January 21, 1988 | Executive Memorandum on Latin America
A U.S. RESPONSE TO THE SANDINISTAS' NEW PROMISESI le key lesson from last week's meeting of the five - Central American leaders in San Jose, Costa Rica, is that United States assistance to Nicaragua's Democratic Resistance forces is essential to a democratic Nicaragua. Without strong military pressure f r om these forces, popularly known as the Contras, the ruling Sandinistas would not have agreed to face to face negotiations with them.. Only continued Resistance pressure can assure that the Sandinistas really will go to the bargaining table, really will b argain, and really will keep their promises.: So far Resistance pressure has forced the Sandinistas to promise to lift the six-year-old state of emergency and to grant a limited amnesty for political prisoners. Tactic to Halt U.S. AidL Sandinista motives, of course,, are suspect. Their objective almost surely is to stop new U.S. aid to the Resistance. And their unanticipated promises in Costa Rica clearly are designed to :give those- members of Congress who are against Contra aid an excuse to oppose renewe d assistance. The Sandinistas' promises are designed to present an image of flexibility and reasonableness while making few substantive moves toward democracy. The state of emergency, for example, which suspended a number of political and civil rights, can be reimposed at any moment. Political activity, in any case, can be controlled easily by the Sandinistas through their broadly worded public security law. The amnesty promise, meanwhile, is not a true amnesty. It excludes many -of the approximately 9,000 political prisoners and requires that the freed prisoners, leave Nicaragua. Talks with the Nicaraguan Resistance, as proposed by the Sandinistas, would be restricted to technical matters and would not address the political core: of the differences that ha ve engulfed Nicaragua in civil war. Nor do the Sandinista, promises cover Soviet involvement in Nicaragua. A particularly bad omen is that at the very moment when the Sandinistas were trying to appear reasonable and conciliatory,. they were jailing seven l eaders of the opposition and five more later, including - a senior editor of the opposition newspaper La Prensa, as they returned to Nicaragua. All of them apparently have now been released as a consequence of strong international protests.
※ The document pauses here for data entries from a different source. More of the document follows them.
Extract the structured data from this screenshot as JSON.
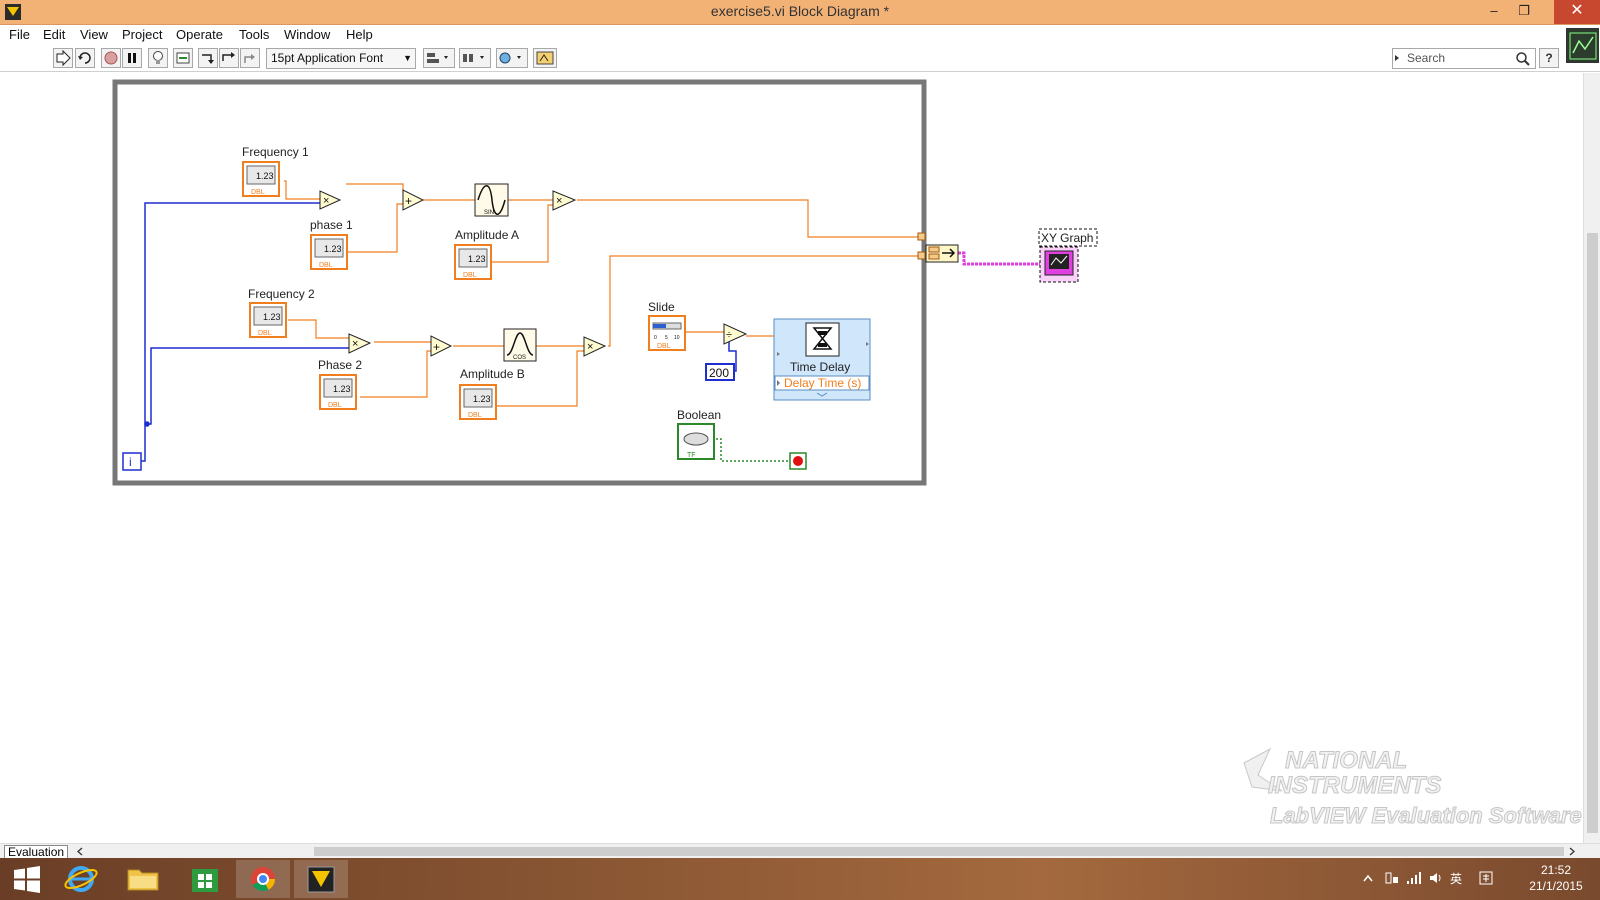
{
  "window": {
    "title": "exercise5.vi Block Diagram *",
    "minimize_glyph": "–",
    "restore_glyph": "❐",
    "close_glyph": "✕"
  },
  "menu": [
    "File",
    "Edit",
    "View",
    "Project",
    "Operate",
    "Tools",
    "Window",
    "Help"
  ],
  "toolbar": {
    "font_selector": "15pt Application Font",
    "search_placeholder": "Search",
    "help_glyph": "?"
  },
  "diagram": {
    "labels": {
      "frequency1": "Frequency 1",
      "phase1": "phase 1",
      "amplitudeA": "Amplitude A",
      "frequency2": "Frequency 2",
      "phase2": "Phase 2",
      "amplitudeB": "Amplitude B",
      "slide": "Slide",
      "boolean": "Boolean",
      "xygraph": "XY Graph",
      "time_delay": "Time Delay",
      "delay_time": "Delay Time (s)"
    },
    "constants": {
      "divisor": "200"
    },
    "terminal_text": {
      "numeric": "1.23",
      "dbl": "DBL",
      "tf": "TF",
      "iteration": "i"
    },
    "operators": {
      "multiply": "×",
      "add": "+",
      "divide": "÷"
    },
    "functions": {
      "sine": "SIN",
      "cosine": "COS"
    },
    "slide_scale": [
      "0",
      "5",
      "10"
    ]
  },
  "watermark": {
    "line1": "NATIONAL",
    "line2": "INSTRUMENTS",
    "line3": "LabVIEW Evaluation Software"
  },
  "status": {
    "evaluation_tab": "Evaluation"
  },
  "taskbar": {
    "time": "21:52",
    "date": "21/1/2015",
    "ime": "英"
  },
  "colors": {
    "title_bar": "#f2b276",
    "double_wire": "#f07e1e",
    "integer_wire": "#1e2fd0",
    "boolean_wire": "#2a8a2a",
    "cluster_wire": "#e040e0"
  }
}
Contra Battl efield Success. If the Sandinistas have become more reasonable, it is certainly not because they suddenly discovered the virtues of democracy. After all, the Sandinistas have had eight years to initiate a democratic system. The Sandinistas' action last we e k was forced on them by the Resistance's military perseverance and gains. The Sandinistas have not been able to defeat the Resistance in the battlefield. On the contrary, since U.S. support for the Resistance was renewed in 1986, the Nicaraguan freedom fi g hters have achieved significant military successes. These include: the attack on the gold mines of Zelaya in central Nicaragua last December, where more than 5,000 freedom fighters converged from different areas of the country to carry out a sophisticated military operation; shooting down more than 30 Soviet-made aircrafts; the ability to operate in an area that covers 60 percent of the Nicaraguan territory; building a large base of popular support in the countryside; and, according to a Costa Rican affili a te of Gallup International, Consultoria Interdisciplinaria en Desarrollo S.A., winning support from an impressive majority of the people of Central America. The Sandinistas, who have had to break their- vow never to talk to the Resistance, in effect have recognized the Nicaraguan Resistance as a legitimate counterpart in the Nicaraguan civil war.
To ensure that the Sandinistas are forced to keep their -promises, the Resistance needs continued U.S. aid. Without this aid, the Resistance would dissolve. The p olitical opposition inside Nicaragua then v)ould be demoralized and lose any chance of gaining power. After all, the Sandinistas already have announced -that even were they to lose an election, they would not relinquish power.
Testing Sandinista Sincerity . A collapsed Resistance would free Nicaragua to continue its efforts to undermine its Central American neighbors. It is because of' these efforts that Congress in the past voted to fund the Resistance. Of the Sandinistas' ability to overrun their neighbo r s there is little doubt. A high ranking Sandinista official, Major Roger Miranda Bengoechea, who defected in October 1987, revealed, among other things, that the Sandinistas intend to build an army and militia totalling 500,000 men. This later was confirm ed by Nicaraguan Minister of Defense Humberto Ortega.
The sincerity of last week's Sandinista promises should be tested. The test, however, must last at least a year--long enough for the Sandinistas to deliver what they promised. In the meantime, the U.S. must continue to aid the Nicaraguan Democratic Resistance. Only the pressure they mount on the Sandinistas can assure the restoration of peace in Central America, and democracy and independence in Nicaragua.
Jorge Salaverry Policy AnalystF or further information: "Sandinistas' sham," e@litoriaL 7he Miami Herald, January 19, 1988. Jorge Salaverry, "Contras Score Military Gains Inside Nicaragua," Heritage Foundation Executive Memorandum No. 174, August 31, 1987.